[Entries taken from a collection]
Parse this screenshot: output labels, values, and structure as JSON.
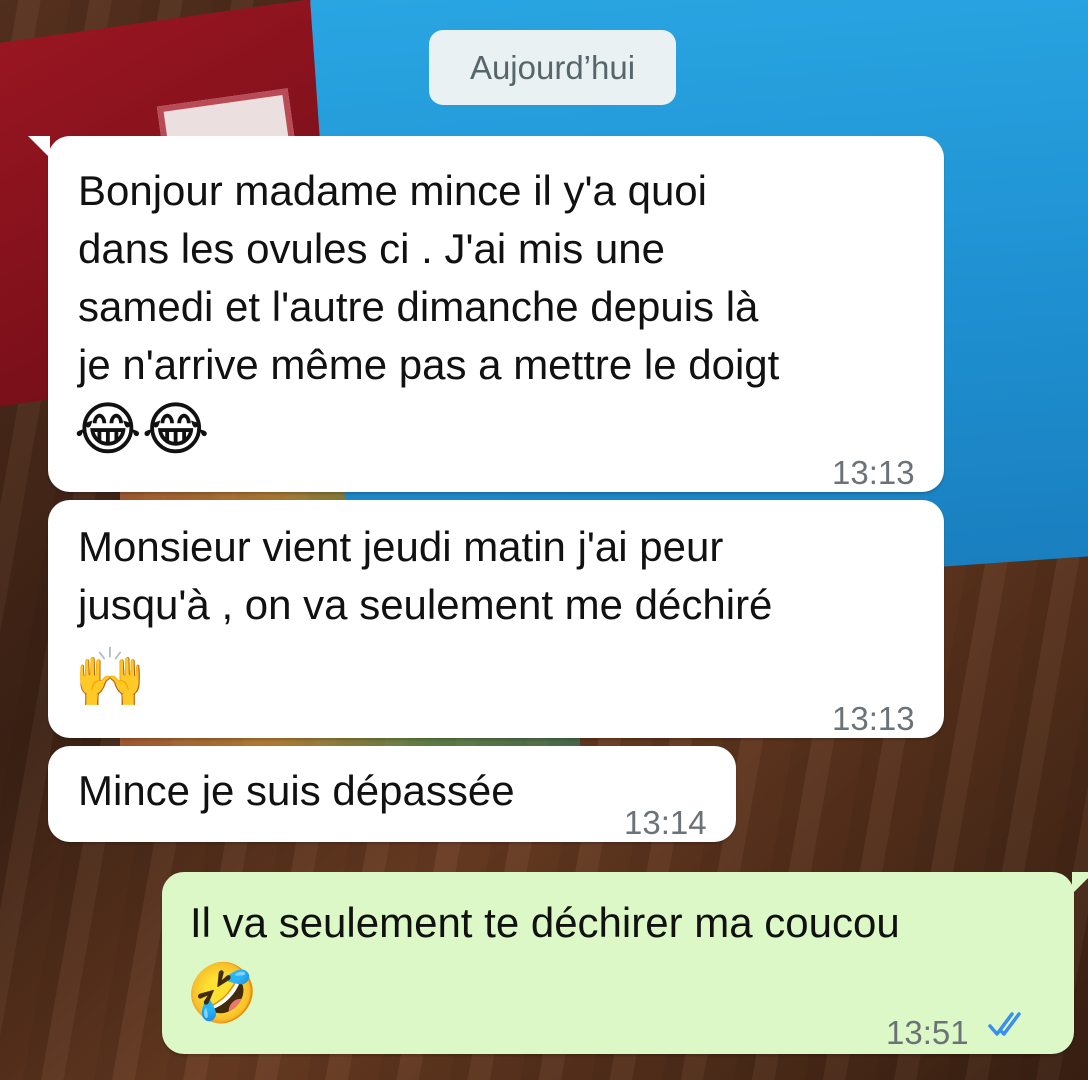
{
  "chat": {
    "date_label": "Aujourd’hui",
    "messages": [
      {
        "direction": "incoming",
        "text": "Bonjour madame mince il y'a quoi\ndans les ovules ci . J'ai mis une\nsamedi et l'autre dimanche depuis là\nje n'arrive même pas a mettre le doigt",
        "emoji": "😂😂",
        "time": "13:13"
      },
      {
        "direction": "incoming",
        "text": "Monsieur vient jeudi matin j'ai peur\njusqu'à , on va seulement me déchiré",
        "emoji": "🙌",
        "time": "13:13"
      },
      {
        "direction": "incoming",
        "text": "Mince je suis dépassée",
        "time": "13:14"
      },
      {
        "direction": "outgoing",
        "text": "Il va seulement te déchirer ma coucou",
        "emoji": "🤣",
        "time": "13:51",
        "status": "read",
        "status_icon": "double-check-icon"
      }
    ]
  },
  "colors": {
    "incoming_bubble": "#ffffff",
    "outgoing_bubble": "#dcf8c6",
    "read_ticks": "#3a8ef0",
    "timestamp": "#6b7378"
  }
}
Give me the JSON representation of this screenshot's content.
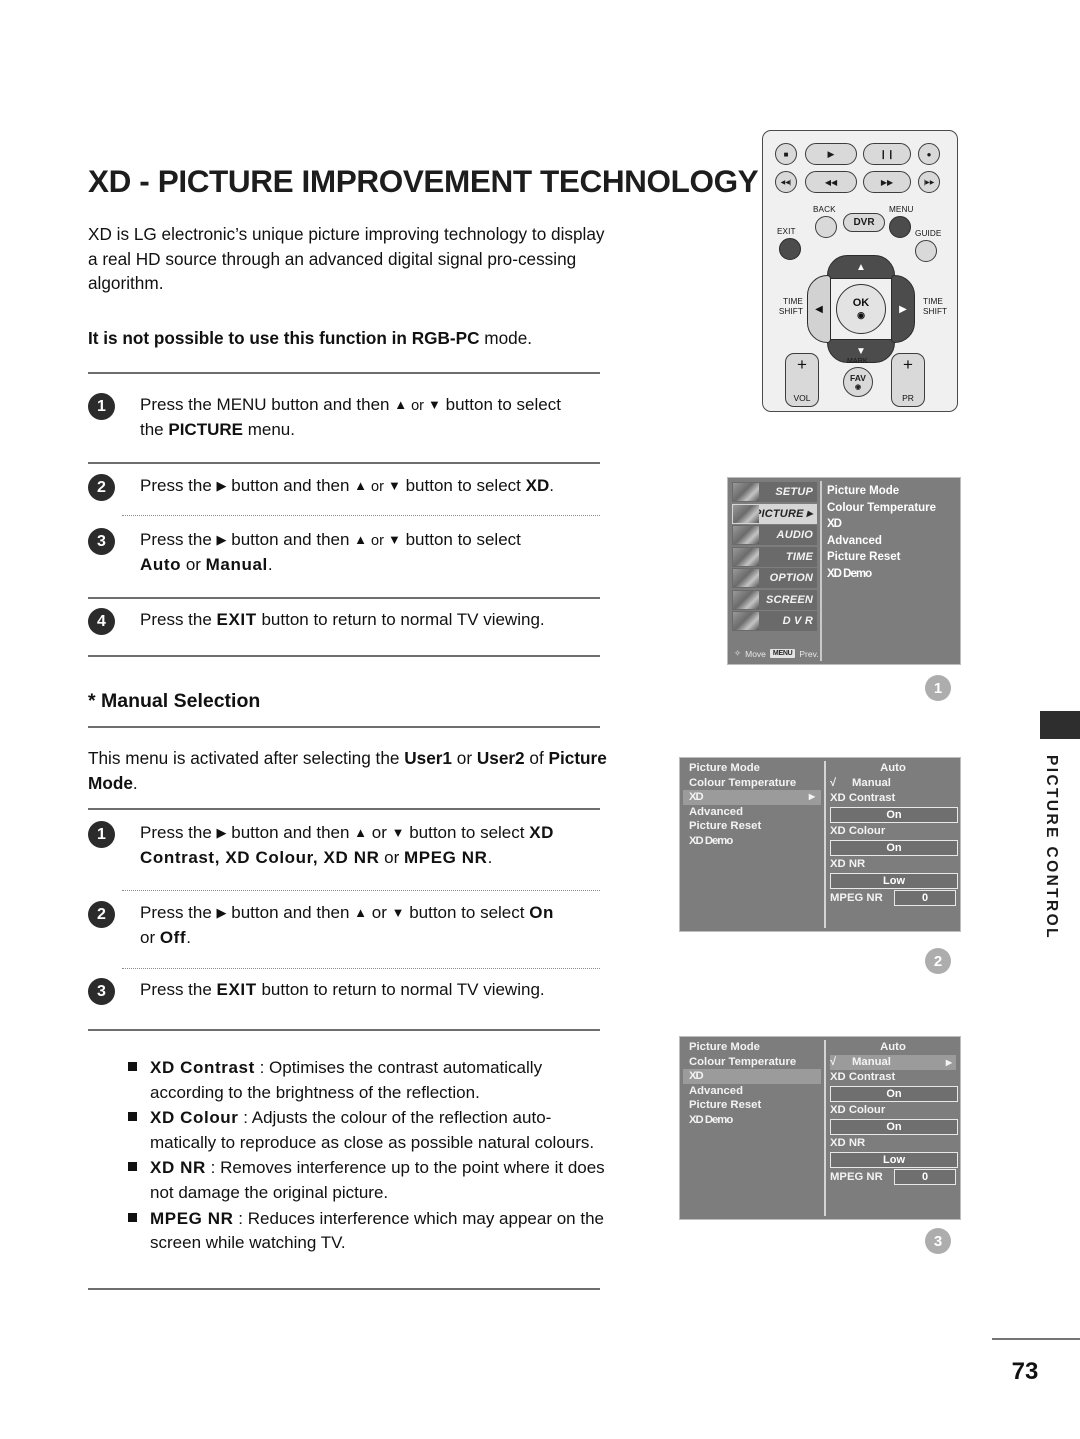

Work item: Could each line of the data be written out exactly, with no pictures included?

Result of the task:
Parse this screenshot: output labels, values, and structure as JSON.
{
  "chat": {
    "date_label": "Aujourd’hui",
    "messages": [
      {
        "direction": "incoming",
        "text": "Bonjour madame mince il y'a quoi\ndans les ovules ci . J'ai mis une\nsamedi et l'autre dimanche depuis là\nje n'arrive même pas a mettre le doigt",
        "emoji": "😂😂",
        "time": "13:13"
      },
      {
        "direction": "incoming",
        "text": "Monsieur vient jeudi matin j'ai peur\njusqu'à , on va seulement me déchiré",
        "emoji": "🙌",
        "time": "13:13"
      },
      {
        "direction": "incoming",
        "text": "Mince je suis dépassée",
        "time": "13:14"
      },
      {
        "direction": "outgoing",
        "text": "Il va seulement te déchirer ma coucou",
        "emoji": "🤣",
        "time": "13:51",
        "status": "read",
        "status_icon": "double-check-icon"
      }
    ]
  },
  "colors": {
    "incoming_bubble": "#ffffff",
    "outgoing_bubble": "#dcf8c6",
    "read_ticks": "#3a8ef0",
    "timestamp": "#6b7378"
  }
}
Give me the JSON representation of this screenshot's content.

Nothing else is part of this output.